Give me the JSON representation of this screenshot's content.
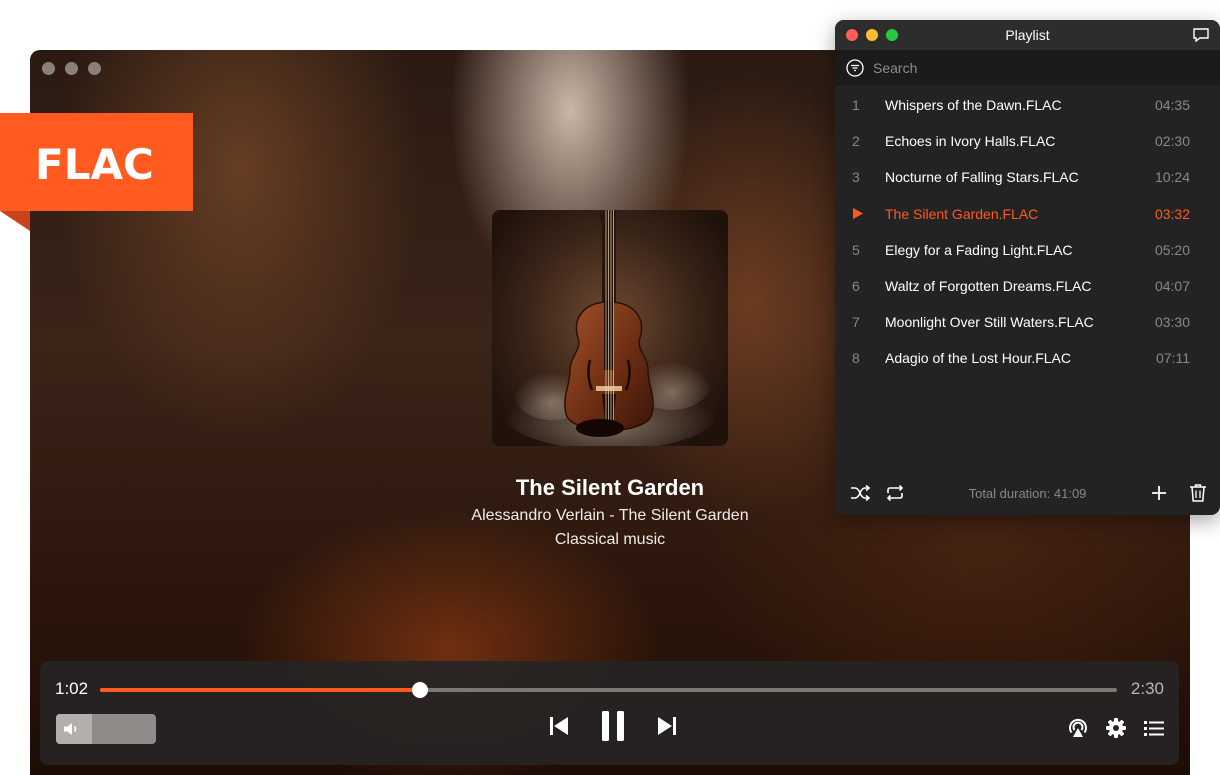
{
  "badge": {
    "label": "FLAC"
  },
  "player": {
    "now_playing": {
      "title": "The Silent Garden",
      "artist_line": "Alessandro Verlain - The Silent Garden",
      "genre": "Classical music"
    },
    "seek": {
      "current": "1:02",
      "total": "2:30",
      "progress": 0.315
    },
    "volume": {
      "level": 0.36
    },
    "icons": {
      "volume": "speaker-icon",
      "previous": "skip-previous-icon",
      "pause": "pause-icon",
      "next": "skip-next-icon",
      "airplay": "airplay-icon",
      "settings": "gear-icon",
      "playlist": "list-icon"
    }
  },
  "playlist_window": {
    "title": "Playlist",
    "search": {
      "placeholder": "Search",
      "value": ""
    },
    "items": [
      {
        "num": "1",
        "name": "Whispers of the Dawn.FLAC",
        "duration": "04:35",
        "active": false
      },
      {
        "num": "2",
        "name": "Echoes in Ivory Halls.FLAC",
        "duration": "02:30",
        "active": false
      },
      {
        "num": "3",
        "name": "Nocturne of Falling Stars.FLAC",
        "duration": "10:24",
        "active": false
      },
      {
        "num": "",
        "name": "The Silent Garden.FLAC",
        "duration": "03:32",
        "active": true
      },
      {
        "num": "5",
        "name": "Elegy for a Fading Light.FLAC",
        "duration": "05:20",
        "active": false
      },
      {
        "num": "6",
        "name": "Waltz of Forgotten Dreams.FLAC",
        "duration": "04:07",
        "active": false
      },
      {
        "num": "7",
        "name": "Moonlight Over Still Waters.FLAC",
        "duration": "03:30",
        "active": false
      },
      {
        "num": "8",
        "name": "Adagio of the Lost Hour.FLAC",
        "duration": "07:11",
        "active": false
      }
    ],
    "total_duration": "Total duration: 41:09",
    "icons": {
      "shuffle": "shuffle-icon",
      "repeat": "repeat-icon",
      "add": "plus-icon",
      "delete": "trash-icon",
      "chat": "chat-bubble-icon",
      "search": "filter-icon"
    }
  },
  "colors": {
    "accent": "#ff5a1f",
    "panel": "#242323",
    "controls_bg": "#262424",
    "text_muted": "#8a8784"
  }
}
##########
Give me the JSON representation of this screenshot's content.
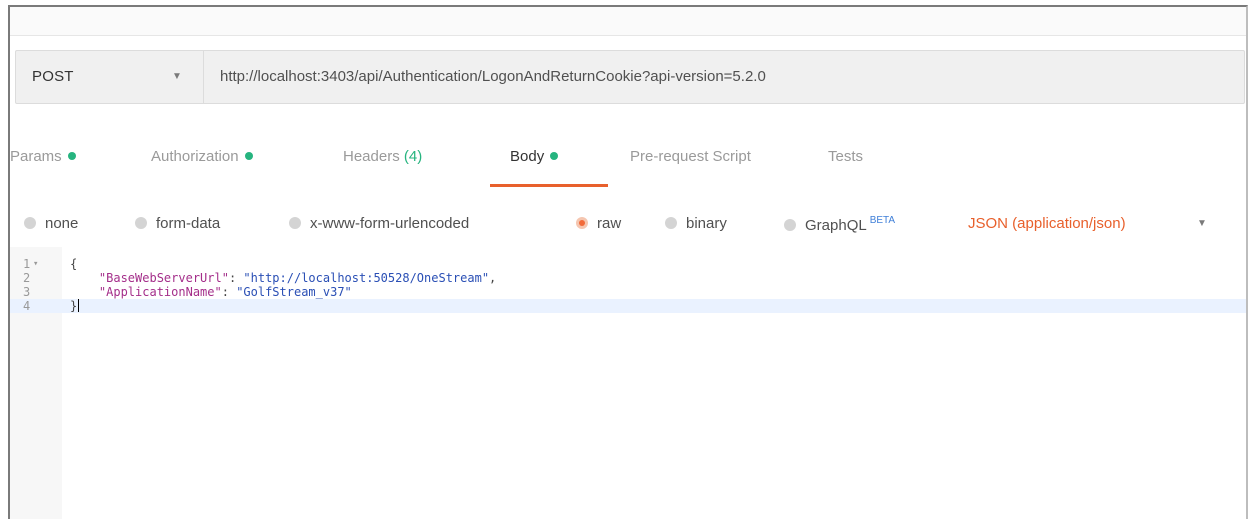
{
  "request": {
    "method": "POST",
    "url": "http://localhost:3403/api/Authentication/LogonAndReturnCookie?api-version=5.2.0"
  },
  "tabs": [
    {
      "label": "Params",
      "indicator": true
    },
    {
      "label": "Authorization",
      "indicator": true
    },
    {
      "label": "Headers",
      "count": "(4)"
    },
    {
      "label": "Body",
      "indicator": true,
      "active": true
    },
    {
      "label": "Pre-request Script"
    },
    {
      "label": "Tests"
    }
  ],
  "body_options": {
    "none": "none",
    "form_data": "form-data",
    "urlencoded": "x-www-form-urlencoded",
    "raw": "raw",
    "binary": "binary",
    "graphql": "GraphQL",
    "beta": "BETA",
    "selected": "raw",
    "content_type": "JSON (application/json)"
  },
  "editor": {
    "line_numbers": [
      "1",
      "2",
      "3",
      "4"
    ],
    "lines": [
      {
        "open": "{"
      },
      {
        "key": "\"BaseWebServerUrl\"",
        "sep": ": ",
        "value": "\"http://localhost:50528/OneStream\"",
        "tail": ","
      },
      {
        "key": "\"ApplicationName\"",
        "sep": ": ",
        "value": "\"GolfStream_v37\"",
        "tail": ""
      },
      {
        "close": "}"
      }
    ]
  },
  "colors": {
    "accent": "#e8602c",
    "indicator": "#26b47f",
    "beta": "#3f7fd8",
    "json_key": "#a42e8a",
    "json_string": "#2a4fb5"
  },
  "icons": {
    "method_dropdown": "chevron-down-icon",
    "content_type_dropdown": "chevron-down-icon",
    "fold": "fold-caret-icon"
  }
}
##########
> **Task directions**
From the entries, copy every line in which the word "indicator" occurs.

> **Written solution**
      "indicator": true
      "indicator": true
      "indicator": true,
    "indicator": "#26b47f",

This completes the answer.